What was your latest purchase?
I was in a few days ago, I always try to listen to what may not be available on the digital platforms, so this time around it was a couple of white labels. A 10″ which had a stamped ‘V’ on it, a 12″ with MADMADMAD-PAX on the label, and another 10″ with no writing, just splattered paint across the sleeve. They all sounded good.
How do you think Phonica has influenced you over the years?
Well, it’s as influential as any website, or curator of any type I know, maybe even more so. The fact that it deals with the vinyl format, something which arguably goes through many people and perhaps more investment than a basic digital release, means that the music has the chance of having a higher quality or purpose for release. I trust that all great record stores mainly buy in records which are worth presenting to us, so all those factors play a part. I tend to gravitate towards Nick and Alex who know me well, they pull out records which I tend to like, I suppose they directly influence my taste in some way.

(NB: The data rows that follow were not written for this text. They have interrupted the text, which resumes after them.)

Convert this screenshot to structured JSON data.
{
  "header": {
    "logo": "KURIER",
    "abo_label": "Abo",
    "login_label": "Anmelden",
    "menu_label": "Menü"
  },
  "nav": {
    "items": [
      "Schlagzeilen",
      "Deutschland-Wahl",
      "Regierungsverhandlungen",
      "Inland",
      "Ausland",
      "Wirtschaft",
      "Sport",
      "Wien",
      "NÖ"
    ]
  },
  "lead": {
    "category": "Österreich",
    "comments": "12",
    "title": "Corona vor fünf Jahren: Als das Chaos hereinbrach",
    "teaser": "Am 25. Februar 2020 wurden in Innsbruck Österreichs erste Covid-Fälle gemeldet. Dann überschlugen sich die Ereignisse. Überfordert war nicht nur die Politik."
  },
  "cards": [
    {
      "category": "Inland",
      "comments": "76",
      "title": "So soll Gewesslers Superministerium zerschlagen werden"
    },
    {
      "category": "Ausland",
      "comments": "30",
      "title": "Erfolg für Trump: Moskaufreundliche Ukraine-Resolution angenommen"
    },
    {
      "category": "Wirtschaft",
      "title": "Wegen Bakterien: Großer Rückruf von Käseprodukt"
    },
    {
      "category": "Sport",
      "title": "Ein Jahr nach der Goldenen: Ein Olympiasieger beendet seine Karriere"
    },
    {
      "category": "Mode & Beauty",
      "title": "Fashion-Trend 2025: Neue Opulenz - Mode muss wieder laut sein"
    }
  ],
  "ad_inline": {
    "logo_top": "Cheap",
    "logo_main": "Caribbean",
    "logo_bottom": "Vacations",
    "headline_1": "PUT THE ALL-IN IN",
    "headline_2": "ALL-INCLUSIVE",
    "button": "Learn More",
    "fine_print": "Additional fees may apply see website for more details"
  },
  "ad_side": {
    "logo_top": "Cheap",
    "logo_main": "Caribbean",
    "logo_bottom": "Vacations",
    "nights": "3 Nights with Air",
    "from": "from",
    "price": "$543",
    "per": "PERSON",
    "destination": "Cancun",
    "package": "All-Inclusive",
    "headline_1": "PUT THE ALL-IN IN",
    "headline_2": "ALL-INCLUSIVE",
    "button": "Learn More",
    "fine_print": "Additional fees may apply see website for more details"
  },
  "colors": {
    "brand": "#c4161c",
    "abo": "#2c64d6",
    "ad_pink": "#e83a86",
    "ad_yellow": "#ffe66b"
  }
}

Fondest memory at 51 Poland Street?
I love the social aspect, bumping into friends, catching up with the folk who work there. Maybe the most memorable moment was when they told me I had one of the biggest selling 12″ of that year (my rework of Franz Ferdinand) back in 2005, that was quite unexpected for a remix of a guitar band, but I suppose it makes sense in retrospect.
Name a record or two that you associate with Phonica?
Maybe the Black Cock series… I remember when you got a load of warehouse finds a few years back, think I bought all of them. The Moton series as well, those records are always handed over to me whenever I’m in, and they’ve been going for as long as I can remember coming to Phonica.
Tell us about your own projects.
More releases are coming via Phantasy, we’ve just released a compilation of my reworks, well, 20 of them in the form of the first volume. A few of them have certainly had a relationship with Phonica, I havent lost the buzz of walking into there and seeing a record I’m involved with on the wall, it meant a lot to me the first time it happened and it still means a lot now.